|Tekedar, Hasan -|
|Karsi, Attila -|
|Williams, Michele -|
|Vamenta, Stefanie -|
|Banes, Michelle -|
|Lawrence, Mark -|
Submitted to: American Society for Microbiology
Publication Type: Peer Reviewed Journal
Publication Acceptance Date: October 14, 2013
Publication Date: November 21, 2013
Repository URL: http://handle.nal.usda.gov/10113/58875
Citation: Tekedar, H.C., Karsi, A., Williams, M.L., Vamenta, S., Banes, M.M., Duke, M.V., Scheffler, B.E., Lawrence, M.L. 2013. Complete genome sequence of channel catfish gastrointestinal sepicemia isolate Edwardsiella tarda C07-087. American Society for Microbiology. 1(6):e00959-13. doi:10.1128/genomeA.00959-13. Interpretive Summary: Edwardsiella tarda is bacterial pathogen that causes edwardsiellosis in fish and other species. E. tarda can cause the disease in both humans and fish usually by starting within the gut, which, if left untreated, can be fatal. However such serious infections in humans are rare. Edwardsiellosis is known in several important aquaculture fish including catfish, tilapia, carp, seabream and flounder. In the past, E. tarda caused minor infections but in recent years sever outbreaks impacting gut functions have occurred. In this paper an isolate of E. tarda was isolated from an outbreak in a Mississippi catfish pond. The bacteria was purified and its DNA sequenced determined by using high throughput DNA sequencing. This isolate and DNA sequence will be used as a reference to study other isolates of E. tarda with the goal of determining the change of E. tarda pathogenicity over time.
Technical Abstract: Edwardsiella tarda is the etiologic agent of acute to chronic edwardsiellosis in fish and other species (1). It is a gram-negative facultative anaerobe that is motile by peritrichous flagella.
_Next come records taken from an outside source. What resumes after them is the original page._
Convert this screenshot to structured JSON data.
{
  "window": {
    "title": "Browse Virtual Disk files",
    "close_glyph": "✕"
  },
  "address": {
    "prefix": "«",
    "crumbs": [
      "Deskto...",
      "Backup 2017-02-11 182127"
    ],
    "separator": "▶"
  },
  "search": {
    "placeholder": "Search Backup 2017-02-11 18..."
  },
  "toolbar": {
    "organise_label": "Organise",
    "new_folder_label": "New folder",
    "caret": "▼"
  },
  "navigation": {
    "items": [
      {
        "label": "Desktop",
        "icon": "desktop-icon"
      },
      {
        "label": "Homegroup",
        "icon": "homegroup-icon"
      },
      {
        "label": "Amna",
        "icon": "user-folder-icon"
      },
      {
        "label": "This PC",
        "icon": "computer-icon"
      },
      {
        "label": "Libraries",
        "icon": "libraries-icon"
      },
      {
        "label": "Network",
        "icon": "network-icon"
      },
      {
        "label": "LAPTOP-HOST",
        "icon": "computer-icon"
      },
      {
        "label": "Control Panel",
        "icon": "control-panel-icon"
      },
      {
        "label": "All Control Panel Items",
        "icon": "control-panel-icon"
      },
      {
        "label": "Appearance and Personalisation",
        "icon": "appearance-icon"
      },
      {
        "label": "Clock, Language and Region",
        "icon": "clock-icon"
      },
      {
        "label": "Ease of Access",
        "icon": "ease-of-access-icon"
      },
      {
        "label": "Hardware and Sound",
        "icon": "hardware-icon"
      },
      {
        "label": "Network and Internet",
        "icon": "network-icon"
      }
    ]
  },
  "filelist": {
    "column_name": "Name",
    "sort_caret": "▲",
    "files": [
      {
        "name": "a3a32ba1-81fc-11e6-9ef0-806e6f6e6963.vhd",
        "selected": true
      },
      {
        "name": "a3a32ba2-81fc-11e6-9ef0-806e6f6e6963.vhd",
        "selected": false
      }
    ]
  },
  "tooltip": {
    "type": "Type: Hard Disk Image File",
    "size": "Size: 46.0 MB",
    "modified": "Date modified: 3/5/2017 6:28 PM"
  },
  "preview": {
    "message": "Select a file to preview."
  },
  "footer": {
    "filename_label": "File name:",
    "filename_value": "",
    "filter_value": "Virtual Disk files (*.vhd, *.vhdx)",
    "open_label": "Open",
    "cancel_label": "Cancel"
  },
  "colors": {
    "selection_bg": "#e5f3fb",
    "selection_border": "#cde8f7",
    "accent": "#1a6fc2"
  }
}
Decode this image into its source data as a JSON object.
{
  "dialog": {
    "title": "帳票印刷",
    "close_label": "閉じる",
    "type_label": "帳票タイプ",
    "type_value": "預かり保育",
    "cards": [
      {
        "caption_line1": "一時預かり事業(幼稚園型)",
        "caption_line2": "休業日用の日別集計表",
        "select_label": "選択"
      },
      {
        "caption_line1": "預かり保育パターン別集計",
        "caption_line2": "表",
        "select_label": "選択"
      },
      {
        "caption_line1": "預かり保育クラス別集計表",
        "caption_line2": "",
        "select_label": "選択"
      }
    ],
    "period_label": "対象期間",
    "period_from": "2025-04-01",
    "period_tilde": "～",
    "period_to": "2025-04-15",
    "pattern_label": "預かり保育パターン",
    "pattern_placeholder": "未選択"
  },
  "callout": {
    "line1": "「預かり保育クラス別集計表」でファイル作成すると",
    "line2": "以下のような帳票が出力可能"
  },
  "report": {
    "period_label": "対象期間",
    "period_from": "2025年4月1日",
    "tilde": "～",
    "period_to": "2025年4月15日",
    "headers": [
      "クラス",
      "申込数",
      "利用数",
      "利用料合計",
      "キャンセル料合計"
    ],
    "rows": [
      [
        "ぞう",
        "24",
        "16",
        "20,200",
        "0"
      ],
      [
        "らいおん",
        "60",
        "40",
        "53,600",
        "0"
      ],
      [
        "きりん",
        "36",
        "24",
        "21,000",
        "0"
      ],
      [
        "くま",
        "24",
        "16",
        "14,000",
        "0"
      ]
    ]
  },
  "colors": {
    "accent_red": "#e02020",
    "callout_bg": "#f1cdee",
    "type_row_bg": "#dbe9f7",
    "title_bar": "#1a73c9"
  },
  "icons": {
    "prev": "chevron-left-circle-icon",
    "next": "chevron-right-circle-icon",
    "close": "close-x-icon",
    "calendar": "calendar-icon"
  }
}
Edwardsiellosis is an important fish disease that negatively impacts aquaculture industries throughout the world (2). Moreover, E. tarda can cause disease in humans, where it is typically associated with gastrointestinal infections that may progress to haemorrhagic septicemia (3). Historically, E. tarda causes a sporadic disease in channel catfish (Ictalurus punctatus) called emphysematous putrefactive disease, which may begin as small punctate cutaneous erosions that progress to abscesses deep within the musculature (1). However, E. tarda is being increasingly isolated from large outbreaks of gastrointestinal septicemia in commercial channel catfish operations. E. tarda isolate C07-087 is from an outbreak of gastrointestinal septicemia in a commercial catfish pond in Mississippi.